[PROBLEM STATEMENT]
Find the lines in the records that carry the word "TagCloud". Copy each one.

____

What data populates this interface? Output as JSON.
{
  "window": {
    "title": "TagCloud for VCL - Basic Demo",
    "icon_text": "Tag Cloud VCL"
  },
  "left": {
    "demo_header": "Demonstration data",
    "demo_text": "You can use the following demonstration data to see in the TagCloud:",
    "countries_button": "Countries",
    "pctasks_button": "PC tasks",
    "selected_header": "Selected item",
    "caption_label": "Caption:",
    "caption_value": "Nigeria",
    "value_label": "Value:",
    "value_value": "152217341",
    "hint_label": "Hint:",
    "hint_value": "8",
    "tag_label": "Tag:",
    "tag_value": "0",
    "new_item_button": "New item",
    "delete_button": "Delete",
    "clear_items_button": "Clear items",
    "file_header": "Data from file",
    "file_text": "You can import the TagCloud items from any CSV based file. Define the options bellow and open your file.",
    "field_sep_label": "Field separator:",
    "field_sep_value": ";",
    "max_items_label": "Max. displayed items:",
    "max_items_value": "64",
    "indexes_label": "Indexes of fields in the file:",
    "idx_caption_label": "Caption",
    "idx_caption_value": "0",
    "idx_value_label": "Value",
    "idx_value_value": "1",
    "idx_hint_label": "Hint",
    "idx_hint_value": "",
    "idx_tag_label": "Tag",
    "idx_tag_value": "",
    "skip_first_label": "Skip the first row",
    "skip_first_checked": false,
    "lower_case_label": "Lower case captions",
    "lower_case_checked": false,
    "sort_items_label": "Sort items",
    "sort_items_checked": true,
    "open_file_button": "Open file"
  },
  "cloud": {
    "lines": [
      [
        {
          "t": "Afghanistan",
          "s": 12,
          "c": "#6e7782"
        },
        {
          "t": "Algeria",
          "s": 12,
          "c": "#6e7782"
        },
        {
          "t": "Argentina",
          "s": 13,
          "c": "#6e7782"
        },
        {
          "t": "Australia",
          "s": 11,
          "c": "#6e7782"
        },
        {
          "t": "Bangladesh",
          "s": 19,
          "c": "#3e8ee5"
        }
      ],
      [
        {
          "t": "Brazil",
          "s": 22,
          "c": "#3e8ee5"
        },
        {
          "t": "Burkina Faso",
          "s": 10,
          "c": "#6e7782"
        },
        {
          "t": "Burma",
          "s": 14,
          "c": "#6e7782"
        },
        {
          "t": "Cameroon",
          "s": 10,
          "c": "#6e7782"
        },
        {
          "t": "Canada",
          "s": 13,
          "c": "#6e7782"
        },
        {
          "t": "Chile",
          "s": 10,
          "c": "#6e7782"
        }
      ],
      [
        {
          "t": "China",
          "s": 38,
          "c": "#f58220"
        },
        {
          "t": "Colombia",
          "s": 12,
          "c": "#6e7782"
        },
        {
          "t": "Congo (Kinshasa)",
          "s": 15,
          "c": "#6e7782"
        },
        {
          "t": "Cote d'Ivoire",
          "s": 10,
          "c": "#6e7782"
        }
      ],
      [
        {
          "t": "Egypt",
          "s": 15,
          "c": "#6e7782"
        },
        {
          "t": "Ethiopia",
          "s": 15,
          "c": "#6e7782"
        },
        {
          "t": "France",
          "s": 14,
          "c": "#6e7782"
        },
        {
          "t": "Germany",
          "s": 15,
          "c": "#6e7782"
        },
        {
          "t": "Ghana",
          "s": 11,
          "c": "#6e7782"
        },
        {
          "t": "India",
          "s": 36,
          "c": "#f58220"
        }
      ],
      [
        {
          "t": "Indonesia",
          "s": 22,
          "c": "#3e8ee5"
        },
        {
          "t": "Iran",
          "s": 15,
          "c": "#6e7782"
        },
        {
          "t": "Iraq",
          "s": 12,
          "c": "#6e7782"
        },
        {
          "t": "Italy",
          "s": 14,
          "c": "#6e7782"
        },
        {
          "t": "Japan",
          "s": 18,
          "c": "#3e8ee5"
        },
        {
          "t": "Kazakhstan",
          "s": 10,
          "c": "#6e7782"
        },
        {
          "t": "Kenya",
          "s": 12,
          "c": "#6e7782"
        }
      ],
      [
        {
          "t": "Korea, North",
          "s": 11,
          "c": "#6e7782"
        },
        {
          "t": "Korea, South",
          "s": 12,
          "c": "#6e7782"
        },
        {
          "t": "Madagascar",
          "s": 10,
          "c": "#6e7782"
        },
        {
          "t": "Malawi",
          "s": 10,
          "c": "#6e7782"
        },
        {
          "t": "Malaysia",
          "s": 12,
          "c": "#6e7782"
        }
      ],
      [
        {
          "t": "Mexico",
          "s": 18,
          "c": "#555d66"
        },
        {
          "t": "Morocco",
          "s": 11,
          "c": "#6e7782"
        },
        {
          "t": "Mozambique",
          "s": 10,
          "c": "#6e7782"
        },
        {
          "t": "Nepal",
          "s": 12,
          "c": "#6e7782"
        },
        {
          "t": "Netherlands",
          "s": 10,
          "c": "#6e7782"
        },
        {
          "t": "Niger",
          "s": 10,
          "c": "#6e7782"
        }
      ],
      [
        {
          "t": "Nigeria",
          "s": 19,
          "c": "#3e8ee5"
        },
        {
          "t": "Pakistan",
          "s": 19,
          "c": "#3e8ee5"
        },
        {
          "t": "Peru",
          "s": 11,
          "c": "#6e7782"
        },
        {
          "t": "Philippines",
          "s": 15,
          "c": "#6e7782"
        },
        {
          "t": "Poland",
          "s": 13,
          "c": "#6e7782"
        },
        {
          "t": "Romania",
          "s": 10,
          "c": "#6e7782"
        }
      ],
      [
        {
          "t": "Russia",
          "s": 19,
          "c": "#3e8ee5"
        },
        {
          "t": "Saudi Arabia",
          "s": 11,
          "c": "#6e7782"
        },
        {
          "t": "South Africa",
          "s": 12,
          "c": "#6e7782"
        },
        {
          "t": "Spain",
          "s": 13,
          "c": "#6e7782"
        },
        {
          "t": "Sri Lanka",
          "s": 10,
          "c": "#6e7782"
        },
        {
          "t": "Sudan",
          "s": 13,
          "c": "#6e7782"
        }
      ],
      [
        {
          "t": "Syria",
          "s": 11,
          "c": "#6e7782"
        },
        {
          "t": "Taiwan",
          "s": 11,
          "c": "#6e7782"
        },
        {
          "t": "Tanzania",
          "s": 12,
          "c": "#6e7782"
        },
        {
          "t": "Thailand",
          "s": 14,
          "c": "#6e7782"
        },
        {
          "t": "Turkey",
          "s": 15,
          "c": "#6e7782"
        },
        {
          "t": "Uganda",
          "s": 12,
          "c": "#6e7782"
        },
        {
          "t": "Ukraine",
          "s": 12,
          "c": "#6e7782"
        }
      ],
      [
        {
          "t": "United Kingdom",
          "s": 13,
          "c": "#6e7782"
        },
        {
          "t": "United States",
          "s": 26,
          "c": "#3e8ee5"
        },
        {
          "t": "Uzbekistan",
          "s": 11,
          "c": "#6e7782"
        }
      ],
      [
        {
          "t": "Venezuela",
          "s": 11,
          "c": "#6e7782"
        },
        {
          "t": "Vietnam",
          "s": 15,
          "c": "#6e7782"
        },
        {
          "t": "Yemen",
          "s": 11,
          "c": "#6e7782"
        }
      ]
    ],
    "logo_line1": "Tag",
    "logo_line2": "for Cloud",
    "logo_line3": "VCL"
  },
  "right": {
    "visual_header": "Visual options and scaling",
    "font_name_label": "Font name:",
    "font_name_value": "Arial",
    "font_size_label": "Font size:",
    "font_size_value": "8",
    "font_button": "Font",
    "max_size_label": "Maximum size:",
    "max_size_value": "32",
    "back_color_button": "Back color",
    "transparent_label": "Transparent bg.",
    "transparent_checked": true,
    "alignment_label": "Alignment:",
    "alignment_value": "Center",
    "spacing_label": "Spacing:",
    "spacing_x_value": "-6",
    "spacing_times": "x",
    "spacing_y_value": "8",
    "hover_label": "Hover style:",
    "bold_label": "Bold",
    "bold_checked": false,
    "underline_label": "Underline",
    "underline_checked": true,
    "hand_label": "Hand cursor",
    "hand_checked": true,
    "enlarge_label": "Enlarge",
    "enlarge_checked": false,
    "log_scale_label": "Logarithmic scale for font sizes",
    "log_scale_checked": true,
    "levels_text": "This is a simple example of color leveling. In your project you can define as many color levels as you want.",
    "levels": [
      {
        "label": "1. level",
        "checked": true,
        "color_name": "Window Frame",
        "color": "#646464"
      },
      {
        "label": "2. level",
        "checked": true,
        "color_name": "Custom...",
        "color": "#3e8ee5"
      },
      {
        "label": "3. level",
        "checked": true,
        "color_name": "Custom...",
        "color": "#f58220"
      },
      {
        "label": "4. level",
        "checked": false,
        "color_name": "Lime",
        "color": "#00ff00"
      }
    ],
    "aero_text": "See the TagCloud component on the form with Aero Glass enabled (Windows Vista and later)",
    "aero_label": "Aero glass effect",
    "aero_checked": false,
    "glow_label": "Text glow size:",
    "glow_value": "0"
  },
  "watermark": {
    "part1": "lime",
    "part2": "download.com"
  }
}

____

[FINAL ANSWER]
    "title": "TagCloud for VCL - Basic Demo",
    "demo_text": "You can use the following demonstration data to see in the TagCloud:",
    "file_text": "You can import the TagCloud items from any CSV based file. Define the options bellow and open your file.",
    "aero_text": "See the TagCloud component on the form with Aero Glass enabled (Windows Vista and later)",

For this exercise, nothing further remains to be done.